RALEIGH — Forty years ago, Raleigh nearly tore out its heart.
Bulldozers almost knocked down the mansions of historic Oakwood, ripped out the tall oaks of Mordecai and flattened the streets of Chavis Heights to build a north-south freeway 200 feet wide.
Had it happened, Raleigh would have placed a ribbon of speeding cars within sight of the governors mansion and the Krispy Kreme on Person Street, not to mention spoiled a million good walks down Oakwood sidewalks.
So this week, Raleighs oldest neighborhood will celebrate the highway-that-wasnt, recalling how a crowd of plain-folks activists stopped a massive freeway and helped shift power away from a handful of businessmen who wanted it.
In a pair of forums Friday and Saturday, Oakwood will present the story from the original rabble-rousers. Along Bloodworth and East streets, purple ribbons on the telephone poles mark what might have been demolished.
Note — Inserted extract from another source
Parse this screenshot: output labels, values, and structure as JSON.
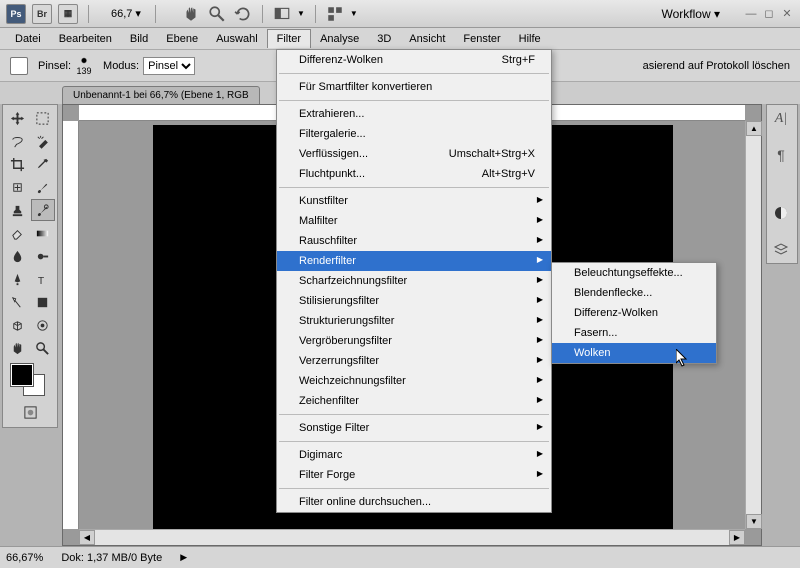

This was a monster, said Randy Hester, a landscape architect who lived in Chavis Heights at the time. Anybody who was anybody in the power structure wanted that thing built. It touched a nerve.
It takes a lot of rewinding to understand the freeway decisions impact.
In 1972, Raleighs Interstate 440 Beltline hadnt been finished. Crabtree Valley Mall had just opened. Oakwood had just started crawling back from a decade of neglect that saw its towering homes carved up into flophouse apartments.
The Chamber of Commerce picked candidates for City Hall, who ran citywide, not from districts.
For many years The News & Observer said the good ol boys ran the city of Raleigh, and they were just about right, recalled G. Wesley Williams, 92, longtime director of the Raleigh Merchants Association. We still meet once a month. Its a fellowship thing.
The North-South Freeway grew out of a sprawling $144 million plan to reorganize state government buildings into a grassy campus, connected by underground tunnels. A freeway, the thinking went, would pull traffic off crowded downtown streets and provide easy access to the central business district.
The present thoroughfare system is currently operating at or near capacity during rush hours, the plan said. Obviously, this system as it now exists will be able to accommodate little growth.
To Hester, teaching at N.C. State University at the time, the plan called for growth at any cost, especially the older neighborhoods that stood in its way. He and his students put out a pair of studies showing what the freeway would bring, neighborhood by neighborhood, and the deep scars carved by widening roads.
It was going to be cleared, he said. The whole place. The whole neighborhood. All those shotgun homes. The real estate was too valuable to leave it in the hands of poor black people.
One goal: No road
In October of 1972, nearly 130 Oakwood residents gathered in a Polk Street church with one goal: No road. They collected more than 1,000 signatures from Raleigh and across the state.
Divisions formed within the City Council between neighborhood and business backers, a split that would change the citys politics for good. The council gained members such as Hester and Miriam Block, one of the first women ever to serve, who kept the goal of calling 10 constituents every day.
All this was a neighborhood approach to try to maintain and preserve the city center of Raleigh, said Oliver Williams, a councilman at the time. The freeway would have been plowing through two neighborhoods that were trying to revitalize.
As the anti-freeway push grew, the activists were targeted by vandals. People vocal in the movement found their windows covered with orange spray-paint.
But they stuck together and formed their own nonprofit: the Society for the Preservation of Historic Oakwood. They started a candlelight tour through some of the oldest homes, a tradition that continues each December. Within a few years, they helped get Oakwood named as Raleighs first historic district, meaning any change to the exterior of any house would be subject to design review.
But their first victory came in November 1972, when the council opted to move on with its downtown plans without the freeway.
We need to get something going, Wesley told the group, noting the neighbors opposition.
Today, Hester points out the new people flooding into the downtown neighborhoods that wouldnt have existed with the freeway. He wonders if the restaurants and bars on Hargett Street, the new condominiums and apartments on and around Glenwood South or the festivals on Fayetteville Street would have happened if an expressway roared a few blocks away.
He also points to Durham, where he lives now, with N.C. 147 cutting through it, destroying much of the historic Hayti community.
Almost every public meeting I go to, he said, someone is complaining about the injustice of 147. It wrecked Hayti. It wrecked the black community. People are still bothered by it, and if the freeway had been built in Raleigh the same thing would have happened.